Since in the case of 2 shanten there normally are a lot of patterns with isolated tiles, or overflowing taatsu (taatsu over/this is, you have more mentsu than you need) the judgement shouldn’t be that hard.
3. Basic Tile Efficiency for 1 shanten
Having the widest uke-ire for tenpai becomes the top priority.
There rarely is place for a 1-2 tile difference here.
However, in cases where no matter what you do the uke-ire towards tenpai is narrow, it is also possible to decrease the uke-ire number and leave space for “evolution towards good shape.” (ETGS)
In a case where there is no difference in the uke-ire number, it is pretty good do a comparison of ETGS.
4. Basic Tile Efficiency for Tenpai
Of course, the number of tiles is extremely important, but having a lot of winning tiles doesn’t mean that winning off of someone else becomes easy.
If the tiles you are waiting on are an easy-go (deyasui, easy to be discarded/easy to come out), you can say it’s an effective wait. This is to say, the likelyhood that a tile will come out is pretty hard to calculate in numbers. Basically, the first thing to do is look at the tile numbers.
If the number of tiles is the same, then it is important to compare the tiles that will improve the hand. Especially pair waits (tanki machi) are very easy to improve.
Above is the theory. Next time, we will look at concrete examples with the tile images [no, we probaby won’t, it’s way too large and there is other material to review].
This should be of much help. The original author of the text is a 鳳凰 player at tenhou, with a rate of over 2000, so yes he “knows what he’s talking about.” At least, if what you’re aiming at is getting at 鳳凰/phoenix room (actually, it’s not a phoenix? more like a houou…)
If you dare be brave, post in the comments what should the next post be about, or from where should it be translated. I’ll take on chinese texts as well, so long as they are seemingly simple to understand and have enough pictures. w

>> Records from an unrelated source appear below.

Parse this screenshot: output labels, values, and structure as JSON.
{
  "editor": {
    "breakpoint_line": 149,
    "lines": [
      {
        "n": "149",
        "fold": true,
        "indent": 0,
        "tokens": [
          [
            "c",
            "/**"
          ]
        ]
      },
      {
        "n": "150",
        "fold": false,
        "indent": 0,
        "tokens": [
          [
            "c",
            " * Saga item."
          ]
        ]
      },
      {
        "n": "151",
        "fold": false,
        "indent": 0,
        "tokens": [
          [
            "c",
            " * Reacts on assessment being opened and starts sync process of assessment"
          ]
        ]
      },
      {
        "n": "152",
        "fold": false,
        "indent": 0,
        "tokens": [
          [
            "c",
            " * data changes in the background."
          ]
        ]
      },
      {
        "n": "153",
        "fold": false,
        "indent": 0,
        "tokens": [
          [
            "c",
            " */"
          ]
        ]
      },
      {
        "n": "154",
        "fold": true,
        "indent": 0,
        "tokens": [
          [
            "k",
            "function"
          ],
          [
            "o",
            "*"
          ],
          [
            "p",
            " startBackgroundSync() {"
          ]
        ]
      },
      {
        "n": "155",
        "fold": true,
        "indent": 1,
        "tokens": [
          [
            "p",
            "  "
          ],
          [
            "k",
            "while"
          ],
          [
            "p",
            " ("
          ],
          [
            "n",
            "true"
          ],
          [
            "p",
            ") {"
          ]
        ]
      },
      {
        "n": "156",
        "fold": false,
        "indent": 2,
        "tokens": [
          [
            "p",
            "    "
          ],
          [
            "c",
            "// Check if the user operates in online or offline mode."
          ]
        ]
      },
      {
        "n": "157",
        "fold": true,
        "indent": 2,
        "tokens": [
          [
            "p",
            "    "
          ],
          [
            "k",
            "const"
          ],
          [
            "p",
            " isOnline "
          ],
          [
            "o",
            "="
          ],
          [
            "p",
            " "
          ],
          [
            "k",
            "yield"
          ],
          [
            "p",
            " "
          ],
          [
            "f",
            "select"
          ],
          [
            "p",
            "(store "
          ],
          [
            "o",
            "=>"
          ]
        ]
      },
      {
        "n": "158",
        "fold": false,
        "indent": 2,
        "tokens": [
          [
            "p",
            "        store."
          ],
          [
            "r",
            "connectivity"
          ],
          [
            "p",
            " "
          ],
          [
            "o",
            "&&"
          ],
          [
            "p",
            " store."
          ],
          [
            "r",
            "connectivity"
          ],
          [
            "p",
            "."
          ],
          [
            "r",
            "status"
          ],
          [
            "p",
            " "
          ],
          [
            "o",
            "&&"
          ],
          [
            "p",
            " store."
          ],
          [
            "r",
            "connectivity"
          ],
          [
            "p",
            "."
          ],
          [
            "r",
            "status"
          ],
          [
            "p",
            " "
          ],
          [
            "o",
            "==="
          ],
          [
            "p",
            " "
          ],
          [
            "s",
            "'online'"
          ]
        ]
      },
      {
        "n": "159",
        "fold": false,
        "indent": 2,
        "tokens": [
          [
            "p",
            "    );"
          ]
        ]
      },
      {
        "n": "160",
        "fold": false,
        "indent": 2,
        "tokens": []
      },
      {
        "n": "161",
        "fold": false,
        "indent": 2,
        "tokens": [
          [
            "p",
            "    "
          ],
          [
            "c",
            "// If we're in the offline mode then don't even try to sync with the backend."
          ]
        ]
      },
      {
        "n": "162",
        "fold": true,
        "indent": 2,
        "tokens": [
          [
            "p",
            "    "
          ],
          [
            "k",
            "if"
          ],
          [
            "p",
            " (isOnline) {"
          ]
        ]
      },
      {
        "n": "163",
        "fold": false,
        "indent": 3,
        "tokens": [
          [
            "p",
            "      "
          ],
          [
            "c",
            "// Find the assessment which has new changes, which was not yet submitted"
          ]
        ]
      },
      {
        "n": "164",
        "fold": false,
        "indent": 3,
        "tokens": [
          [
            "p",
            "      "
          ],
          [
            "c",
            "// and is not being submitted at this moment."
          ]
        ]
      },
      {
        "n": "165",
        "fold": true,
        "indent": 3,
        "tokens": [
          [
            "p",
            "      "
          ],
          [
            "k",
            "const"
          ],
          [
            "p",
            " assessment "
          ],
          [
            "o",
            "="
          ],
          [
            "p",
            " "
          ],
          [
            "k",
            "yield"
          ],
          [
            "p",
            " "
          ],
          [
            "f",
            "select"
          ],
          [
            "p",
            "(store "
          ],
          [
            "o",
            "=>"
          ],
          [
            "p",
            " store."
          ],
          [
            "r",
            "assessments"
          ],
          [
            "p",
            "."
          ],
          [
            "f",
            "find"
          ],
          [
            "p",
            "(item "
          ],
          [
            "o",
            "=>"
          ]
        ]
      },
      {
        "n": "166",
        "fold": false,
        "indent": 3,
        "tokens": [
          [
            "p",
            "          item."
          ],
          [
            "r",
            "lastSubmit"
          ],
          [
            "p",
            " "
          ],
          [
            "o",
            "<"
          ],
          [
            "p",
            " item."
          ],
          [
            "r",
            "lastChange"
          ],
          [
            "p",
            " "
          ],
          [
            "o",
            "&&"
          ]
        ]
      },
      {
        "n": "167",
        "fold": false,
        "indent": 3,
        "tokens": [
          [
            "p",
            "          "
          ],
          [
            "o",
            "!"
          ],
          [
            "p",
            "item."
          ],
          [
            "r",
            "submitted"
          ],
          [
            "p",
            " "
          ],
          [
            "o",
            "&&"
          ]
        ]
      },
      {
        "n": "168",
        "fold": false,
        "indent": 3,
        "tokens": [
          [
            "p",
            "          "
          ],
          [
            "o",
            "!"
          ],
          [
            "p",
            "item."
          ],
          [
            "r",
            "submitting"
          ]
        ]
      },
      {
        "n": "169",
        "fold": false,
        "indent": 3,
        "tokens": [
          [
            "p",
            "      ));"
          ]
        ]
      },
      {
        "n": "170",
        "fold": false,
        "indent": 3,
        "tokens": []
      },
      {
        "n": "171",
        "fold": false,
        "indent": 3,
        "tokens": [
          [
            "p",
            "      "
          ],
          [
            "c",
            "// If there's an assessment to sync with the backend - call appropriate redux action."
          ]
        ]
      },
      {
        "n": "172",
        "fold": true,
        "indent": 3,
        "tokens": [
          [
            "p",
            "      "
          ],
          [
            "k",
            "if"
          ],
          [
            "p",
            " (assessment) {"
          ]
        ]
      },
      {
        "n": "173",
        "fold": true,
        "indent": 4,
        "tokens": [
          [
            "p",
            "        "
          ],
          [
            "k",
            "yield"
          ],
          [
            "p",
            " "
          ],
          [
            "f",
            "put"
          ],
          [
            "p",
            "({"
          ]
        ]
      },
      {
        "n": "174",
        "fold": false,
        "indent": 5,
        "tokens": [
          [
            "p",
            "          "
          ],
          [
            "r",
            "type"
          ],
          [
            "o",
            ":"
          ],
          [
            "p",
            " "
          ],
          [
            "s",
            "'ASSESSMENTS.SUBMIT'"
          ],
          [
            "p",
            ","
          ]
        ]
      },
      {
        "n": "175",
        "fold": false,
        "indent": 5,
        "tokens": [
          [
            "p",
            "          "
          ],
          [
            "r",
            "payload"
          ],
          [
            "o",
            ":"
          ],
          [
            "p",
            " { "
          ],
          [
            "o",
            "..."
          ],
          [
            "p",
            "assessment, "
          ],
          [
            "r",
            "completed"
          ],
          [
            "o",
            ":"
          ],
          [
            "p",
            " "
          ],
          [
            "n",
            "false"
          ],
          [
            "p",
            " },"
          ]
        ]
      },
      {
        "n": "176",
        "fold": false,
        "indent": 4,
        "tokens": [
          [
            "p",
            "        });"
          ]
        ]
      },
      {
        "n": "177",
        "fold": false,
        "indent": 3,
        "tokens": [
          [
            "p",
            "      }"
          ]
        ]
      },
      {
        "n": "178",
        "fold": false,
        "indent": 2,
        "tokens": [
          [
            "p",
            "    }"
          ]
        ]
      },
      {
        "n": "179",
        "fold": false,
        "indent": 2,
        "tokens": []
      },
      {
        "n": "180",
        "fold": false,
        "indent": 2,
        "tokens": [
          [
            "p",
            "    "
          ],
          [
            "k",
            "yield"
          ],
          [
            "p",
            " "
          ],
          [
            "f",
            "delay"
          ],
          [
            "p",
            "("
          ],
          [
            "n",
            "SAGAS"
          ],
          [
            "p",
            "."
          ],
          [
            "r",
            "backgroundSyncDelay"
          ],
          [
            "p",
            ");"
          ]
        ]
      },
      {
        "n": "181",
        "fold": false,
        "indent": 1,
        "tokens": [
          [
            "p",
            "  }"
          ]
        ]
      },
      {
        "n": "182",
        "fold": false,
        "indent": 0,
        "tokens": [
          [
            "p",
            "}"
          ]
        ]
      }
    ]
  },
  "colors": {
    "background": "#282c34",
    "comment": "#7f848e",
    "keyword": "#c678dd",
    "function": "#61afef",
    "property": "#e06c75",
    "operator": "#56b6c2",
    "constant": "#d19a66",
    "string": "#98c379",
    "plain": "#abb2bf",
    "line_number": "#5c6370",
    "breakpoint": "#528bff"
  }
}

Spanish, French, Portuguese and Italian are also welcomed (as if theory existed in those languages…).